An audience member stated, “The one thing we’re missing here is the patient experience. While they’re waiting in the waiting room, in the doctor’s office, there’s no reason they can’t participate in their own care. And getting access to that data could take place while patients are waiting.”
“Do you have somebody who wakes up in the morning every day in your organization, who’s thinking about those problems?” Blackwelder asked. “And you don’t have such a person, do you want one? Or don’t you want one?”
Pitts offered, “Jeff Hammerbacher, founder of Cloudera, said, the best innovations involve getting consumers to click on apps. We can apply some of those same learnings to healthcare.”
“We’re looking at how we integrate our marketing and clinical teams,” Nguyen noted. “Marketing has traditionally looked at promoting services. Now we’re looking at integrating the data they’re using, to segment and to introduce messaging. And we’re looking to see how many clicks patients need to go through, to see the messaging we’re trying to send. All of those end up as data points that we can use to better define messaging, for marketing or for clinical engagement across the population.”

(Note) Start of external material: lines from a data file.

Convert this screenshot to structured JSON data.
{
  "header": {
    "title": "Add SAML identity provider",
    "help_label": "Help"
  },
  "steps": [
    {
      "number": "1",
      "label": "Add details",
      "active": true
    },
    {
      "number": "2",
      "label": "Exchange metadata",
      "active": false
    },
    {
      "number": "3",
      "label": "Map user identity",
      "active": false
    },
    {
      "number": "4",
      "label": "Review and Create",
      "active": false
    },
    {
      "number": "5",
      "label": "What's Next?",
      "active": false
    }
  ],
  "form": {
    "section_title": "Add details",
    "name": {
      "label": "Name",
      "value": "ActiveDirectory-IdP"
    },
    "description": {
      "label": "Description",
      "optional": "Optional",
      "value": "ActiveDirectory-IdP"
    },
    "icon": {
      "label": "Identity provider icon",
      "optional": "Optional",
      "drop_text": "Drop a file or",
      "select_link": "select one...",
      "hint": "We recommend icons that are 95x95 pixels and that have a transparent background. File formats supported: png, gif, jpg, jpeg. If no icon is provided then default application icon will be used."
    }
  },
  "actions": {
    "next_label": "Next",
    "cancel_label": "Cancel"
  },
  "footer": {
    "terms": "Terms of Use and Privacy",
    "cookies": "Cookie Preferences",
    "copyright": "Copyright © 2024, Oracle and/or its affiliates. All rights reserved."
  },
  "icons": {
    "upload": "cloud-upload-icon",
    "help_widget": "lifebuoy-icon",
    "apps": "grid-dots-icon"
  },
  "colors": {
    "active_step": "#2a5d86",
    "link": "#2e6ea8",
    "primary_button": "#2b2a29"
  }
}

And, in response to an audience question, “What are we competing over” as patient care organizations? Nguyen replied that “Competition really depends on the seat you’re in. If you’re the CFO, you’re competing for the revenues. If you’re the CMO, you’re competing on quality. For me, as the CEO of population health, we’re looking to be successful in managing the costs of care while trying to achieve the Triple Aim. In northern Virginia, we have probably the three top zip codes, income-wise, in the country. And 70 percent of our population is covered by commercial, employer-based health insurance. And we’ve got 70 percent of our market. And we’re so big that we command a higher payment from payers. So some of the health plans are trying to create narrow networks to steer patients away from us. And while these are rich people, we thought some would pay out of pocket to stay with us, and even with this particular payer with 35,000 lives in a commercial ACO, we started to see some fall-off. So competition around effectiveness—delivering care at an efficient, effective cost, is beginning to heat up. There are people who will pay for convenience, but that’s not everyone.”